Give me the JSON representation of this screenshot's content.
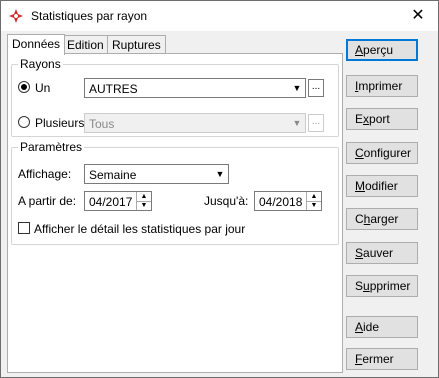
{
  "window": {
    "title": "Statistiques par rayon",
    "close_glyph": "✕"
  },
  "tabs": [
    {
      "label": "Données"
    },
    {
      "label": "Edition"
    },
    {
      "label": "Ruptures"
    }
  ],
  "rayons": {
    "label": "Rayons",
    "un_label": "Un",
    "un_value": "AUTRES",
    "plusieurs_label": "Plusieurs",
    "plusieurs_value": "Tous",
    "ellipsis": "..."
  },
  "parametres": {
    "label": "Paramètres",
    "affichage_label": "Affichage:",
    "affichage_value": "Semaine",
    "apartir_label": "A partir de:",
    "apartir_value": "04/2017",
    "jusqua_label": "Jusqu'à:",
    "jusqua_value": "04/2018",
    "detail_label": "Afficher le détail les statistiques par jour"
  },
  "buttons": [
    {
      "pre": "",
      "acc": "A",
      "post": "perçu"
    },
    {
      "pre": "",
      "acc": "I",
      "post": "mprimer"
    },
    {
      "pre": "E",
      "acc": "x",
      "post": "port"
    },
    {
      "pre": "",
      "acc": "C",
      "post": "onfigurer"
    },
    {
      "pre": "",
      "acc": "M",
      "post": "odifier"
    },
    {
      "pre": "C",
      "acc": "h",
      "post": "arger"
    },
    {
      "pre": "",
      "acc": "S",
      "post": "auver"
    },
    {
      "pre": "S",
      "acc": "u",
      "post": "pprimer"
    },
    {
      "pre": "",
      "acc": "A",
      "post": "ide"
    },
    {
      "pre": "",
      "acc": "F",
      "post": "ermer"
    }
  ]
}
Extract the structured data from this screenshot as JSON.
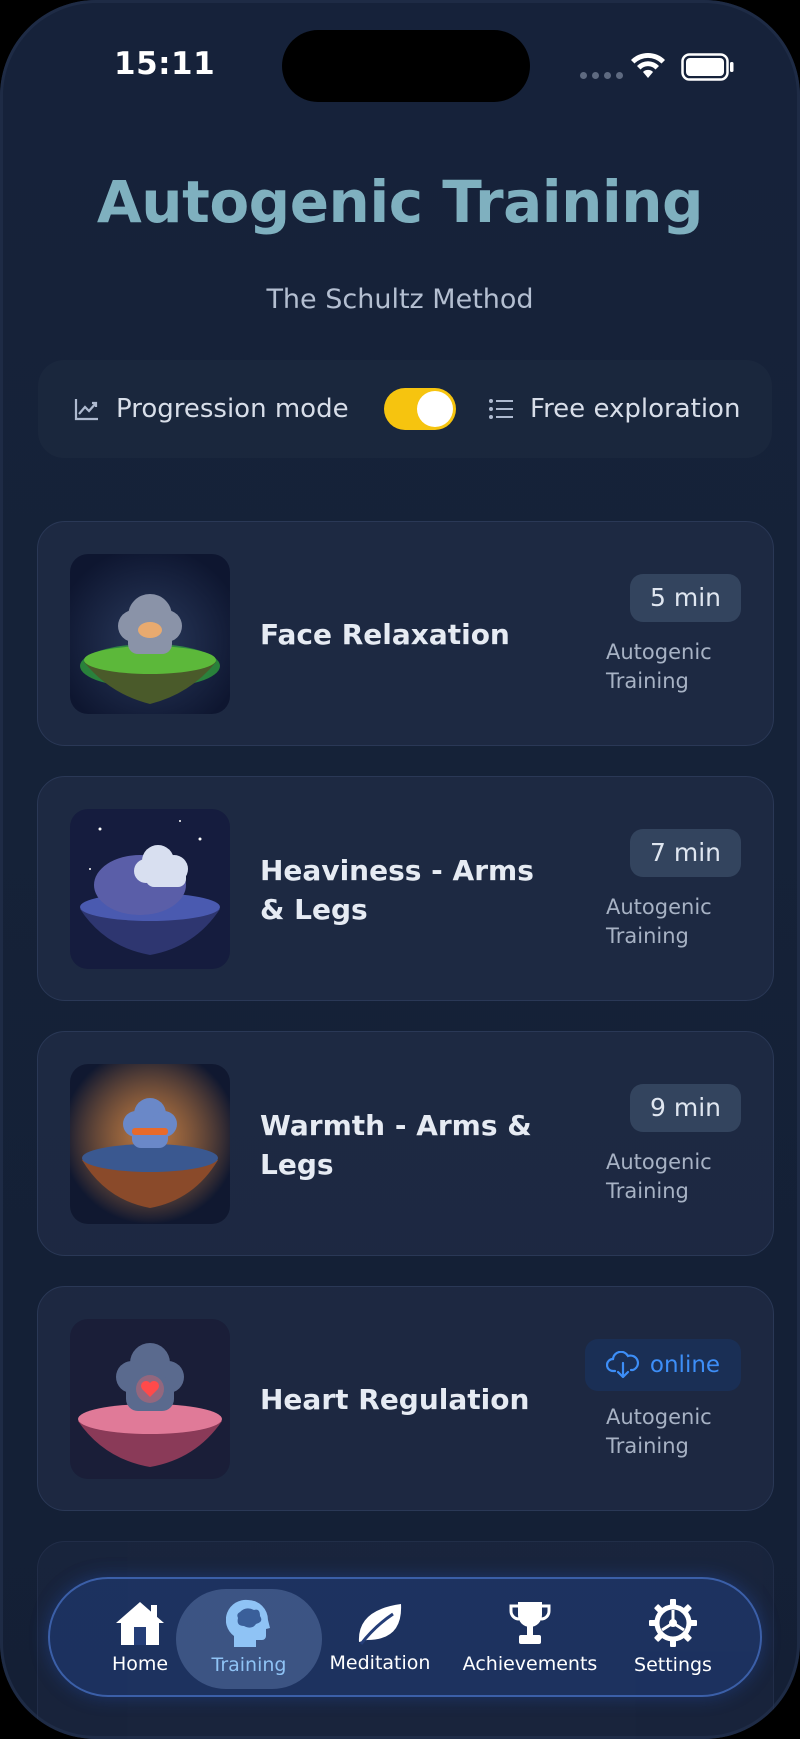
{
  "status_bar": {
    "time": "15:11"
  },
  "header": {
    "title": "Autogenic Training",
    "subtitle": "The Schultz Method"
  },
  "mode_switch": {
    "left_label": "Progression mode",
    "right_label": "Free exploration",
    "toggle_on": true
  },
  "sessions": [
    {
      "title": "Face Relaxation",
      "badge": "5 min",
      "category": "Autogenic Training",
      "image": "cloud-meditating-green-island"
    },
    {
      "title": "Heaviness - Arms & Legs",
      "badge": "7 min",
      "category": "Autogenic Training",
      "image": "cloud-resting-on-boulder"
    },
    {
      "title": "Warmth - Arms & Legs",
      "badge": "9 min",
      "category": "Autogenic Training",
      "image": "cloud-with-scarf-glowing"
    },
    {
      "title": "Heart Regulation",
      "badge": "online",
      "category": "Autogenic Training",
      "image": "cloud-with-heart-pink-island"
    }
  ],
  "tabbar": {
    "tabs": [
      {
        "label": "Home",
        "icon": "home-icon"
      },
      {
        "label": "Training",
        "icon": "brain-head-icon",
        "active": true
      },
      {
        "label": "Meditation",
        "icon": "leaf-icon"
      },
      {
        "label": "Achievements",
        "icon": "trophy-icon"
      },
      {
        "label": "Settings",
        "icon": "gear-icon"
      }
    ]
  },
  "colors": {
    "background": "#152238",
    "title": "#7fb0bf",
    "toggle": "#f6c40f",
    "online": "#3d8ef7",
    "active_tab": "#8fc3f5"
  }
}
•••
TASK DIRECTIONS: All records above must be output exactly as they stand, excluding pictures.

RESULT BELOW:
Give me the JSON representation of this screenshot's content.
{
  "window": {
    "title": "Statistiques par rayon",
    "close_glyph": "✕"
  },
  "tabs": [
    {
      "label": "Données"
    },
    {
      "label": "Edition"
    },
    {
      "label": "Ruptures"
    }
  ],
  "rayons": {
    "label": "Rayons",
    "un_label": "Un",
    "un_value": "AUTRES",
    "plusieurs_label": "Plusieurs",
    "plusieurs_value": "Tous",
    "ellipsis": "..."
  },
  "parametres": {
    "label": "Paramètres",
    "affichage_label": "Affichage:",
    "affichage_value": "Semaine",
    "apartir_label": "A partir de:",
    "apartir_value": "04/2017",
    "jusqua_label": "Jusqu'à:",
    "jusqua_value": "04/2018",
    "detail_label": "Afficher le détail les statistiques par jour"
  },
  "buttons": [
    {
      "pre": "",
      "acc": "A",
      "post": "perçu"
    },
    {
      "pre": "",
      "acc": "I",
      "post": "mprimer"
    },
    {
      "pre": "E",
      "acc": "x",
      "post": "port"
    },
    {
      "pre": "",
      "acc": "C",
      "post": "onfigurer"
    },
    {
      "pre": "",
      "acc": "M",
      "post": "odifier"
    },
    {
      "pre": "C",
      "acc": "h",
      "post": "arger"
    },
    {
      "pre": "",
      "acc": "S",
      "post": "auver"
    },
    {
      "pre": "S",
      "acc": "u",
      "post": "pprimer"
    },
    {
      "pre": "",
      "acc": "A",
      "post": "ide"
    },
    {
      "pre": "",
      "acc": "F",
      "post": "ermer"
    }
  ]
}
Extract the structured data from this screenshot as JSON.
{
  "status_bar": {
    "time": "15:11"
  },
  "header": {
    "title": "Autogenic Training",
    "subtitle": "The Schultz Method"
  },
  "mode_switch": {
    "left_label": "Progression mode",
    "right_label": "Free exploration",
    "toggle_on": true
  },
  "sessions": [
    {
      "title": "Face Relaxation",
      "badge": "5 min",
      "category": "Autogenic Training",
      "image": "cloud-meditating-green-island"
    },
    {
      "title": "Heaviness - Arms & Legs",
      "badge": "7 min",
      "category": "Autogenic Training",
      "image": "cloud-resting-on-boulder"
    },
    {
      "title": "Warmth - Arms & Legs",
      "badge": "9 min",
      "category": "Autogenic Training",
      "image": "cloud-with-scarf-glowing"
    },
    {
      "title": "Heart Regulation",
      "badge": "online",
      "category": "Autogenic Training",
      "image": "cloud-with-heart-pink-island"
    }
  ],
  "tabbar": {
    "tabs": [
      {
        "label": "Home",
        "icon": "home-icon"
      },
      {
        "label": "Training",
        "icon": "brain-head-icon",
        "active": true
      },
      {
        "label": "Meditation",
        "icon": "leaf-icon"
      },
      {
        "label": "Achievements",
        "icon": "trophy-icon"
      },
      {
        "label": "Settings",
        "icon": "gear-icon"
      }
    ]
  },
  "colors": {
    "background": "#152238",
    "title": "#7fb0bf",
    "toggle": "#f6c40f",
    "online": "#3d8ef7",
    "active_tab": "#8fc3f5"
  }
}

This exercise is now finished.